What the task requires »
Please copy every line of the data in which the string "percent" appears.

Task input »
===

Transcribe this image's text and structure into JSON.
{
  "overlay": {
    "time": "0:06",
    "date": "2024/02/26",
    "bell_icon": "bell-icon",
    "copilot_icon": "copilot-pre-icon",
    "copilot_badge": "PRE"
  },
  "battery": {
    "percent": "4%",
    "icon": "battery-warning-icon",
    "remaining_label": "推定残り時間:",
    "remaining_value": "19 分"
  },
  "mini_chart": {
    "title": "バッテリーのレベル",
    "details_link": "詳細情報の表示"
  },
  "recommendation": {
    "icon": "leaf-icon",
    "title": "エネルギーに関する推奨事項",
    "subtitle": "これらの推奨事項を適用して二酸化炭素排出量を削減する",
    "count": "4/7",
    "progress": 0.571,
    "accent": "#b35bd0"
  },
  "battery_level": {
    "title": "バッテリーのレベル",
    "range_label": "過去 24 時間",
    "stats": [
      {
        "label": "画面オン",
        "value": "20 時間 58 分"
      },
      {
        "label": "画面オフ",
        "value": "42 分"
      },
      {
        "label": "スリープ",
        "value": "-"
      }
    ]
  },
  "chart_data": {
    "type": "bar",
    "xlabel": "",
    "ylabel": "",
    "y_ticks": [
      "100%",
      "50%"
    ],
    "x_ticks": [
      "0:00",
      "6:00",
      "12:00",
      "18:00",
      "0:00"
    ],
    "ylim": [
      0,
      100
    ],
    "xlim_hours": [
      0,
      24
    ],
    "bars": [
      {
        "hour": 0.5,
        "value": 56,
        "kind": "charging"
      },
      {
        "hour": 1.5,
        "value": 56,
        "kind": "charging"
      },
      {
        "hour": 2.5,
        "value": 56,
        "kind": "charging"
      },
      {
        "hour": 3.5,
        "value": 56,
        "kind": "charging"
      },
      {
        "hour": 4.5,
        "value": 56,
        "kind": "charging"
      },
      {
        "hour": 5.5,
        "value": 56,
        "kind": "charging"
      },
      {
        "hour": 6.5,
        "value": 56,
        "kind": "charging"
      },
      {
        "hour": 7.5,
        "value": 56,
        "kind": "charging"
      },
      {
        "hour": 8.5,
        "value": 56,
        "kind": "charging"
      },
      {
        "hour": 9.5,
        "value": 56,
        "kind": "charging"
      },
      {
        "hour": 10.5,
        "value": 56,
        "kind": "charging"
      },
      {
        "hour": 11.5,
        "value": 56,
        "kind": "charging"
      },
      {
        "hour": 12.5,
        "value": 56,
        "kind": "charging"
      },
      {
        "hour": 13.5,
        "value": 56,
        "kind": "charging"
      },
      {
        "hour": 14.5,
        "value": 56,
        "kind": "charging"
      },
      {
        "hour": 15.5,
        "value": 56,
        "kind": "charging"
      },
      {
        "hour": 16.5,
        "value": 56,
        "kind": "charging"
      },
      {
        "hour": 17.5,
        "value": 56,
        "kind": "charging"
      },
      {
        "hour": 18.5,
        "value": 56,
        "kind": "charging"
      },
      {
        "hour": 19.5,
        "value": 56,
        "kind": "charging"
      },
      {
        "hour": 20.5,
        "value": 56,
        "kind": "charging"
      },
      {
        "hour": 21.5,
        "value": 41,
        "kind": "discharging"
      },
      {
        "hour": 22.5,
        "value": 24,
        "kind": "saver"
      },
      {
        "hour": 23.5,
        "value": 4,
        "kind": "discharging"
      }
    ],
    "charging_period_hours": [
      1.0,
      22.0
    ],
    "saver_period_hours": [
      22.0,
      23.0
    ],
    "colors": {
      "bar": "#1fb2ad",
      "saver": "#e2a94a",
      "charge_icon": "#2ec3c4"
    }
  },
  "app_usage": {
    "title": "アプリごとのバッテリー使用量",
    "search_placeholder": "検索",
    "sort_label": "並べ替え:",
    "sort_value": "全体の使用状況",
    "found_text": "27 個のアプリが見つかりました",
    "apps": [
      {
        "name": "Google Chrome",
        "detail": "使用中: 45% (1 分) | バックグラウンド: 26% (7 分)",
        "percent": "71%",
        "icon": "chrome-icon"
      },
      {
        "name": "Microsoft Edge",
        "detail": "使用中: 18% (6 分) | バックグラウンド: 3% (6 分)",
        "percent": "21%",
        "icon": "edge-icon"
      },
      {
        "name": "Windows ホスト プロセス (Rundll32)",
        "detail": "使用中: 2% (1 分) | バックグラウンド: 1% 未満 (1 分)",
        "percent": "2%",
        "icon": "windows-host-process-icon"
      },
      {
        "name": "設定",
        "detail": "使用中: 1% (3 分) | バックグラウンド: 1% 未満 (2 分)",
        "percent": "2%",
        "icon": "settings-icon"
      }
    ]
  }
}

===

Written response »
    "percent": "4%",
        "percent": "71%",
        "percent": "21%",
        "percent": "2%",
        "percent": "2%",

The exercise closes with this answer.